Disney’s latest live action retelling of one of its renaissance classics is Beauty and the Beast, one of its most beloved works, the one that was good enough to be nominated for a Best Picture Academy Award. And it’s about . . . well, you all know the story, right? A handsome but selfish prince (Dan Stevens) is cursed to live as a beast until he can truly love someone and have them genuinely love him in return. Enter Belle (Emma Watson), a simple country girl who loves reading and becomes The Beast’s prisoner after freeing her father from his own imprisonment. Gradually, they develop a relationship as The Beast falls in love with her and Belle begins to witness his inner beauty. Tale as old as time.
I may as well begin my review with what I believe to be the film’s biggest problem by far – Emma Watson. I remember way back when I first heard of her casting as Belle and I was honestly optimistic since Watson was herself born in France, she’s very intelligent and can handle herself in action scenes. But then I started watching all the film trailers and I started getting worried; I believed her to be quite wooden and feared that she wouldn’t fit in at all to this classic film. Maybe I went into Beauty and the Beast with a hint of prejudice but overall, she is the film’s weakest link and threatens to derail the whole affair.
She essentially scowls and grimaces her way through the film’s opening scenes, occasionally forcing an unrealistic smile when required to do so. The opening scenes also prove that she fares the worst when it comes to the singing; she’s alright and she gives it all she’s got, God bless her, but she does oddly transition between English and American accents and is a little off-putting when singing. To her credit, she becomes more bearable and genuine in the middle of the film when she gets to loosen up and have a bit of camaraderie with Dan Stevens but ultimately, she doesn’t do Belle any justice as she doesn’t have her passion for reading/adventure, warmth, sweetness, determination, courage or genuine, caring nature. Honestly, I was disappointed every time she came back on screen!
In this film, Emma Watson plays Emma Watson. She ain’t Belle, no sir.
But how does the rest of the cast fare? Well, I really enjoyed Ewan McGregor as Lumière; even with his cod French accent, he is tons of fun and constantly keeps the energy levels at maximum, helping the film greatly. Similarly, Ian McKellen is a great comic foil, getting to do his whole “crotchety grandpa” bit as Cogsworth, having some charming chemistry with McGregor’s Lumière. We also have the great Emma Thompson as Mrs. Potts and she’s another welcome addition, bringing dignity and panache, though after Angela Lansbury, she had some pretty huge shoes to fill.
All in all, Lumière, Cogsworth and company are the heart of the film, the most entertaining and likeable by far. It’s also great that we get to see much more of their human selves than we saw in the original Disney film.

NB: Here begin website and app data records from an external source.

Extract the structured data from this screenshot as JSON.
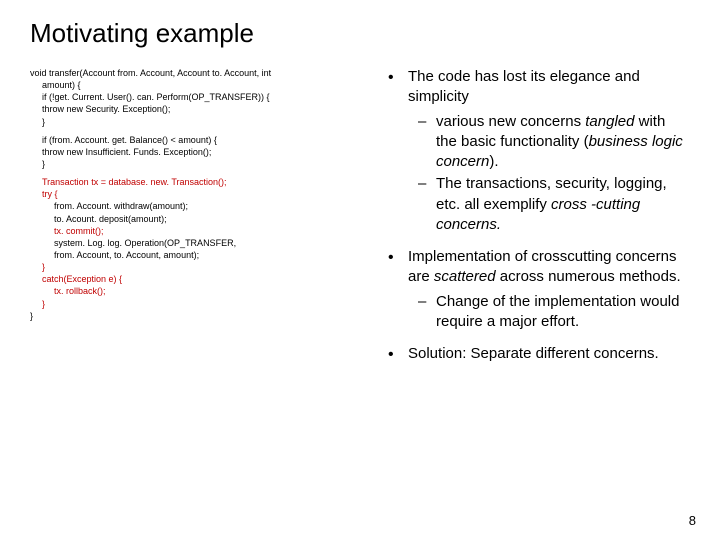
{
  "title": "Motivating example",
  "code": {
    "l1": "void transfer(Account from. Account, Account to. Account, int",
    "l2": "amount) {",
    "l3": "if (!get. Current. User(). can. Perform(OP_TRANSFER)) {",
    "l4": "throw new Security. Exception();",
    "l5": "}",
    "l6": "if (from. Account. get. Balance() < amount) {",
    "l7": "throw new Insufficient. Funds. Exception();",
    "l8": "}",
    "l9": "Transaction tx = database. new. Transaction();",
    "l10": "try {",
    "l11": "from. Account. withdraw(amount);",
    "l12": "to. Acount. deposit(amount);",
    "l13": "tx. commit();",
    "l14": "system. Log. log. Operation(OP_TRANSFER,",
    "l15": "from. Account, to. Account, amount);",
    "l16": "}",
    "l17": "catch(Exception e) {",
    "l18": "tx. rollback();",
    "l19": "}",
    "l20": "}"
  },
  "bullets": {
    "b1": "The code has lost its elegance and simplicity",
    "b1s1a": "various new concerns ",
    "b1s1b": "tangled",
    "b1s1c": " with the basic functionality (",
    "b1s1d": "business logic concern",
    "b1s1e": ").",
    "b1s2a": "The transactions, security, logging, etc. all exemplify ",
    "b1s2b": "cross -cutting concerns.",
    "b2a": "Implementation of crosscutting concerns are ",
    "b2b": "scattered",
    "b2c": " across numerous methods.",
    "b2s1": "Change of the implementation would require a major effort.",
    "b3": "Solution: Separate different concerns."
  },
  "pageNumber": "8"
}
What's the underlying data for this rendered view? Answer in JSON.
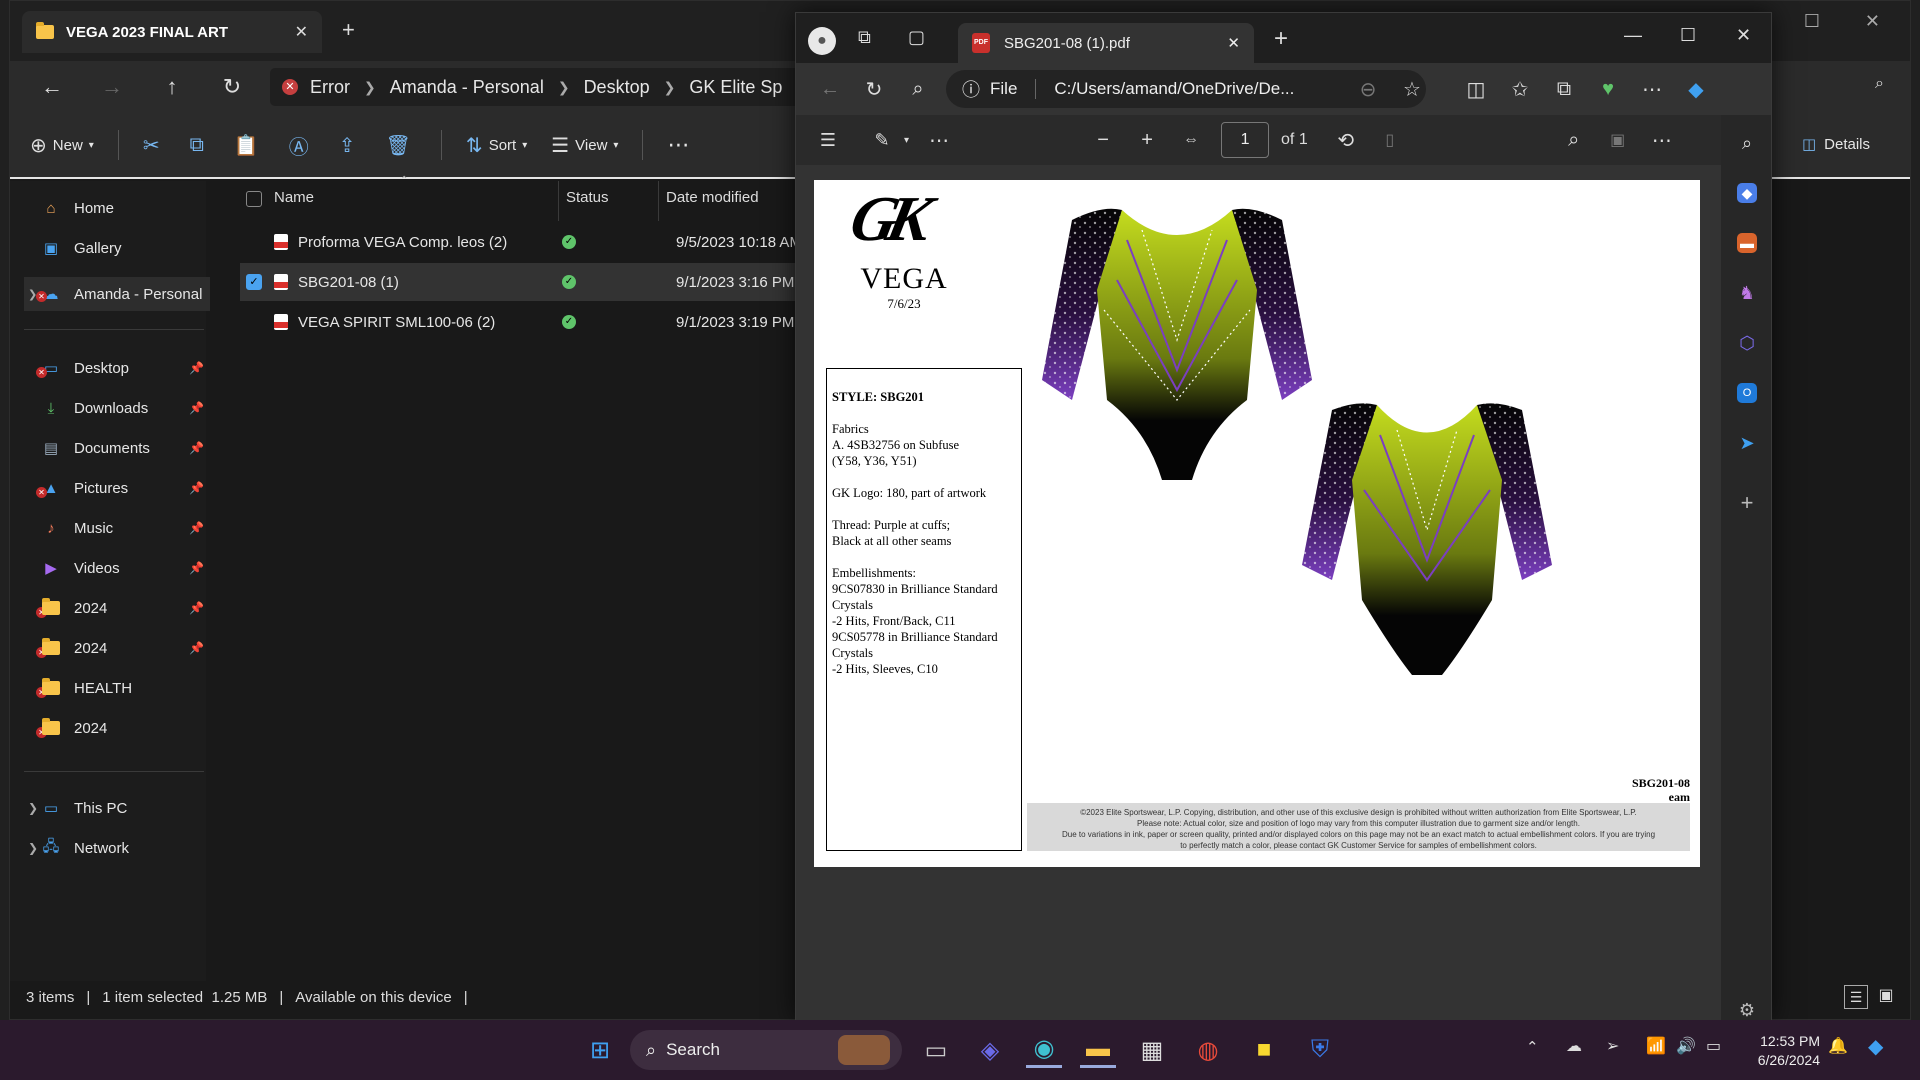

Elsewhere, Luke Evans is a great Gaston, though he wasn’t quite brutish and boorish enough (and I still maintain that Evans was more Gastonesque in High Rise) and Dan Stevens is a pretty good Beast, actually delivering some genuine laughs after a while but unfortunately, Kevin Kline is rather lifeless and dull as Maurice.
And I guess that we have to address the whole “gay LeFou” controversy; I’ll admit that Josh Gad camping it up was a bit unnecessary, I’m guessing it was all done to make LeFou more of a good guy, but certain countries banning the film because of it is certainly going too far and clearly ridiculous. I was actually really looking forward to watching Gad as LeFou, believing him to be a perfect choice but I actually felt that the campness actually held him back; I kinda wanted to see him clown it up a bit more . . .
On to the musical numbers. And they’re a mixed bag. As you might expect, the wonderful “Be Our Guest” is the highlight as it is incredibly rousing and is the scene most likely to get smiles and laughs. “Gaston” is another particularly good one as Luke Evans and Josh Gad perform brilliantly (well, Evans does come from the land of song 😉), though I’m definitely biased towards this number as its one of my favourites (it’s one of my mother’s favourites, so that’s how it became one of mine long ago!) Plus, Emma Thompson does as well as she can with “Tale as Old as Time”, though yet again, Angela Lansbury set an insurmountable bar on that one!
We also have some new numbers (I’m guessing they’re from the stage production) but they don’t really work as they are too “stagey” and simply serve as padding to beef up the runtime. The song that The Beast sings after Belle leaves is a perfect example – unnecessary and awkward.
Visually, the film is suitably pleasing; the character design is quite good, though nothing to write home about, and the CGI on The Beast was more pleasing than I thought it would be.
And I’m glad that I left the cinema just as Ariana Grande started singing. Ugh.